TASK BRIEF
Tally the lines of the listing that contain the word "Universities", then give the total and nothing else.

AVAILABLE RECORDS
******************************

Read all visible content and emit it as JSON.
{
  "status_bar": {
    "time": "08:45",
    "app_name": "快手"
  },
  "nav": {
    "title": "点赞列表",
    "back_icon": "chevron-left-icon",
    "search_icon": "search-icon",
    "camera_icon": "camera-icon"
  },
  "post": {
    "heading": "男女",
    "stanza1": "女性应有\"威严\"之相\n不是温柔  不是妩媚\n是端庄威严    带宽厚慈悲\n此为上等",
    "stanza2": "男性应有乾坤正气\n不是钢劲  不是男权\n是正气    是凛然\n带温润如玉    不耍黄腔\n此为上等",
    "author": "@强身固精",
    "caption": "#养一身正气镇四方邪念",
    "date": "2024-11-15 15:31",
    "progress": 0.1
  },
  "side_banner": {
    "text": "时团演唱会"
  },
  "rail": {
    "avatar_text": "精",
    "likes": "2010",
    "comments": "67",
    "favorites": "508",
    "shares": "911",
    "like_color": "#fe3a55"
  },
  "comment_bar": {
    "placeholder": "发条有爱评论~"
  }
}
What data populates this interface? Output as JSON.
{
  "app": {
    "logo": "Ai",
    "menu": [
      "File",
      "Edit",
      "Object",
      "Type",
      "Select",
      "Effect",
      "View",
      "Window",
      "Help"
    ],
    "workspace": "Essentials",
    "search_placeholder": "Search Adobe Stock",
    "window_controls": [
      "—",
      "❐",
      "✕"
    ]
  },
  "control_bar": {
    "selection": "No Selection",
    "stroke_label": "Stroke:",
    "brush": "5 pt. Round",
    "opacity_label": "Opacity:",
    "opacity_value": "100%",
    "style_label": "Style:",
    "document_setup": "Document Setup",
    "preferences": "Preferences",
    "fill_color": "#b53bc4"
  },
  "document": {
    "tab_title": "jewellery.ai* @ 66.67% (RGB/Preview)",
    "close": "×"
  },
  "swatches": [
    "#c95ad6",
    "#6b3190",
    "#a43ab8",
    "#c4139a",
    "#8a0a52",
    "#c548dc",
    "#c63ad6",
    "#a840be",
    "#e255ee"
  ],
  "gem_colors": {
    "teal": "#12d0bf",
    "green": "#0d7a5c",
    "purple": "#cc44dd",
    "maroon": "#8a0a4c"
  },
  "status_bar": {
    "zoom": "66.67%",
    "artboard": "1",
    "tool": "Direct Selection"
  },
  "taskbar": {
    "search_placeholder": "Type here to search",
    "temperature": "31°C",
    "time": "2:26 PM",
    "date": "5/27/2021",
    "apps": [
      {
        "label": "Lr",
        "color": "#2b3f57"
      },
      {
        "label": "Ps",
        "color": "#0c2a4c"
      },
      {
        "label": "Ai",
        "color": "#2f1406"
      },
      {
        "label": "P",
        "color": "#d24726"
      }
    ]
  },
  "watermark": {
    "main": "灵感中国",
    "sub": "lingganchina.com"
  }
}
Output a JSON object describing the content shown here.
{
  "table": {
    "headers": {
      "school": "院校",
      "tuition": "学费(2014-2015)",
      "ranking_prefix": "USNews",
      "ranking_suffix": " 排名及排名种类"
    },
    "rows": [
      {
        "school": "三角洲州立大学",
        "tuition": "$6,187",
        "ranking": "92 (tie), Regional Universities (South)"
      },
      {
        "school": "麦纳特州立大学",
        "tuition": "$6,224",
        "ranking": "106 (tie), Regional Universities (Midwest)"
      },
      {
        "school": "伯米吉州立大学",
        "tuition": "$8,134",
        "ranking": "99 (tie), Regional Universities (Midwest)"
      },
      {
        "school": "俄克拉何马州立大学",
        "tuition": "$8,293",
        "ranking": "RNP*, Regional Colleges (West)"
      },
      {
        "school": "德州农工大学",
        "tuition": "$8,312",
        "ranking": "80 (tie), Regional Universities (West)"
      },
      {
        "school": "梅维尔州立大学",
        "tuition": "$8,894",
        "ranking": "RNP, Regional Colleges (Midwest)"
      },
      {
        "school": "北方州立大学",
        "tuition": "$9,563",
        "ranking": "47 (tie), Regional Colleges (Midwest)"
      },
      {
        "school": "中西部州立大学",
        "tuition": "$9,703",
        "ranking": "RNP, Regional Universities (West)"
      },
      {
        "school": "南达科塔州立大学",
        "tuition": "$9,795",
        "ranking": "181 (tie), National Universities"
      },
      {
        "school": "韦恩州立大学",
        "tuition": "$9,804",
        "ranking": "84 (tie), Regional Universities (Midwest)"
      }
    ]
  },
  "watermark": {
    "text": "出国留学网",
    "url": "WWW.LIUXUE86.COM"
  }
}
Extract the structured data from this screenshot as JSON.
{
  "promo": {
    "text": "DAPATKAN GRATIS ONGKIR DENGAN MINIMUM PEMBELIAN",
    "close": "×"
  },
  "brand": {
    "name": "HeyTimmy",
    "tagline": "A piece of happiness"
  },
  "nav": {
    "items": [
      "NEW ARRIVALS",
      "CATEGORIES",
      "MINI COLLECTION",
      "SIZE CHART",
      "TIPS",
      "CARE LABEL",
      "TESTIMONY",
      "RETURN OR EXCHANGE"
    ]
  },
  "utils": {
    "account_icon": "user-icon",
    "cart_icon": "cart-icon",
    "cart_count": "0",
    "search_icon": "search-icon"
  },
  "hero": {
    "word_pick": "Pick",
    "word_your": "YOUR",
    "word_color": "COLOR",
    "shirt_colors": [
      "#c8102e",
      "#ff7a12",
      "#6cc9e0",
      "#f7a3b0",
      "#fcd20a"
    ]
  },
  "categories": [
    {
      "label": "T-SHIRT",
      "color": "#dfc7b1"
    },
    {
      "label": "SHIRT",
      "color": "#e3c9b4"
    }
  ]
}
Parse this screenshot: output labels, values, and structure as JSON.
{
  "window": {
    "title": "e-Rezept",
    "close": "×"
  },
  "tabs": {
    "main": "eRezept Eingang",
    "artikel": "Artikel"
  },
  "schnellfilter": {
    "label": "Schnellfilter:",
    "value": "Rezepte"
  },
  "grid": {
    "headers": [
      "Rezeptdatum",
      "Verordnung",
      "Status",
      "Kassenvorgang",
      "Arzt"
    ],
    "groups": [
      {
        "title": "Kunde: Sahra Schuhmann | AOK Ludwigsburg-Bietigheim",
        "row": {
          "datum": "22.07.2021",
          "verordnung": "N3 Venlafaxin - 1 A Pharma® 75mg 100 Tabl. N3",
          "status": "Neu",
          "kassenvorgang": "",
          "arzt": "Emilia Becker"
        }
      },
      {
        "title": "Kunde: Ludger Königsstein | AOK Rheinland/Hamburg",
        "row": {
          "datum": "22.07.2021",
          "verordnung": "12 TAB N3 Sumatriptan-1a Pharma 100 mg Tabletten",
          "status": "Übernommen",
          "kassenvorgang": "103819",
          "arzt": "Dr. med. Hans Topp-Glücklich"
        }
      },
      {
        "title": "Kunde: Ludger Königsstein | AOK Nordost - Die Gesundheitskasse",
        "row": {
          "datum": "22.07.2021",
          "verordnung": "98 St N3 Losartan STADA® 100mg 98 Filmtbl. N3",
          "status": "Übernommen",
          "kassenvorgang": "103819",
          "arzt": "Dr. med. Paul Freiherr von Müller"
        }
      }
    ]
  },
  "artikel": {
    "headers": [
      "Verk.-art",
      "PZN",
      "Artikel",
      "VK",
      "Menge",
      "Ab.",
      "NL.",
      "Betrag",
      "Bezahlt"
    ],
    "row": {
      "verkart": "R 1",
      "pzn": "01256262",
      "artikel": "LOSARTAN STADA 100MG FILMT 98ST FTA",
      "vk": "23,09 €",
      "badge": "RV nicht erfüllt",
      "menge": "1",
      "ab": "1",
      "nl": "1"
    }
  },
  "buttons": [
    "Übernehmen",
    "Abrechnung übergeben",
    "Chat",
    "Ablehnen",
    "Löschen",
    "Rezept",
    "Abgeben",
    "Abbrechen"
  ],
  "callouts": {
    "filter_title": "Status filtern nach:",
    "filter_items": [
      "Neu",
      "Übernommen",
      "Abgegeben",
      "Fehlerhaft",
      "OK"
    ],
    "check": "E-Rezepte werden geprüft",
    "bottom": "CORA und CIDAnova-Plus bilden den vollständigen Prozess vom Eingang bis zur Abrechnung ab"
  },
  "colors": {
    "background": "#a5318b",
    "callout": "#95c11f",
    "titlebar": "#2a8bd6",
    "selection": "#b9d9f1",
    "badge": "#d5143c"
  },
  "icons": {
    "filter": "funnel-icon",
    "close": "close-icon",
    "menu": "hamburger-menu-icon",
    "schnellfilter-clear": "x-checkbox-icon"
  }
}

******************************

ANSWER BELOW
7